But don't be fooled; it doesn't stay this way for long. This area has been called "Birthplace of the Winds" because of the strong storms that blow through on a regular basis.  So I've been stuck here for a couple days, and I'm hoping the weather will calm down enough for the plane to come in tomorrow.  But if not, I'll find plenty to do if I have to stay a few more days.  Saint Paul Island has beautiful beaches and about 500,000 fur seals, which have their rookeries on Saint Paul Island's beaches.  Today I attempted to go out for a 1-hour run, but ended up coming home 2.5 hours later because there is so much cool stuff to see out there, including all those fur seals as well as some enormous waves. 

That wave is bigger than it looks; I took the picture from a high cliff with full telephoto...
Reminder:  First UAA Ski Team race is on Friday in Fairbanks.  More info here:

Monday, November 12, 2012

Let the trash-talking begin

Things are starting to get busy for the UAA Ski Team.  The alpine team is at training camp in Colorado this week, and the nordic team begins their racing season this coming weekend in Fairbanks in our annual grudge match against the "other" University of Alaska ski team - UAF.  This past weekend, the team held its annual ski swap, where people can buy and sell used winter sports gear, and the UAA Ski Team and Alyeska Ski Club gets a percentage of the profits.  It's a big fundraiser for the team.

However, I've had to miss a lot of the action lately because I've been bouncing around western Alaska for work, trying (unsuccessfully) to avoid storms that keep the planes grounded.  In fact, as I write this, I'm marooned in a storm on an island in the Pacific, and I'm now being told I won't be able to leave here until Wednesday at the earliest. 

I asked some of the team members how the ski swap went over the weekend since I wasn't able to be there to help out.  A couple of the skiers on the team responded, "It was a big success - there were only two items left over that didn't sell:  an old pair of boots and a UAF Ski Team hat that nobody wanted even though the price was only $1."  They even sent me pictures:

...So I guess the gauntlet has been thrown down.

By the way, here's a link to this weekend's races in Fairbanks:

Monday, November 5, 2012

Three Days

Saturday:  Skiing at Glen Alps above Anchorage.  Classic skiing on thin snow cover and no set tracks, it was a good opportunity to work on balance and coordination.

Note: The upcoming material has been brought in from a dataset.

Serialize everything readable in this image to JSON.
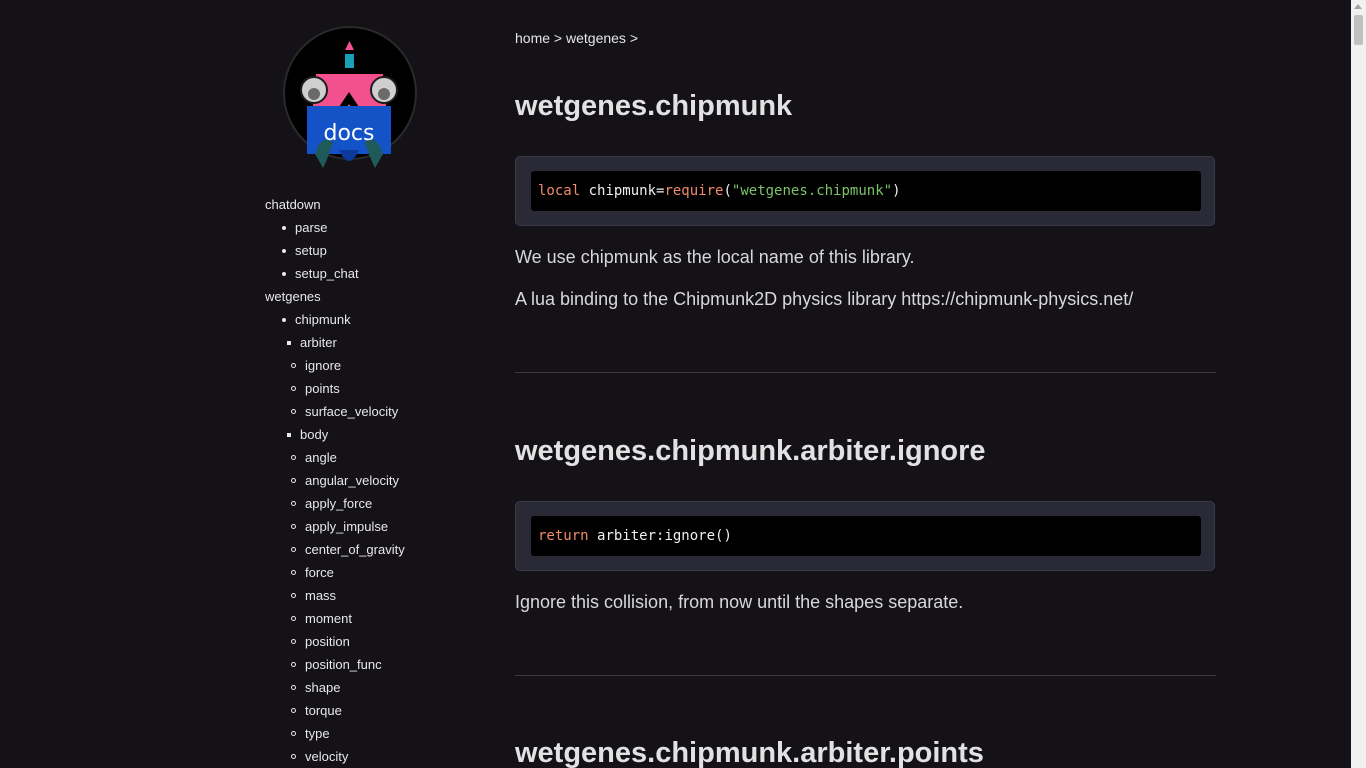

Lucky doing some no-pole skiing

John, Davis, Marine, Karina

Practice is over for the day

Mt. McKinley, 140 miles north. Anchorage in the foreground.
Sunday:  No UAA team practice today.  Danielle and I decided to drive north to Nancy Lakes for some ice skating.  The conditions were really good.


Monday. A real no-nonsense workout - grab the ski poles and run uphill for an hour or so:

The warm-down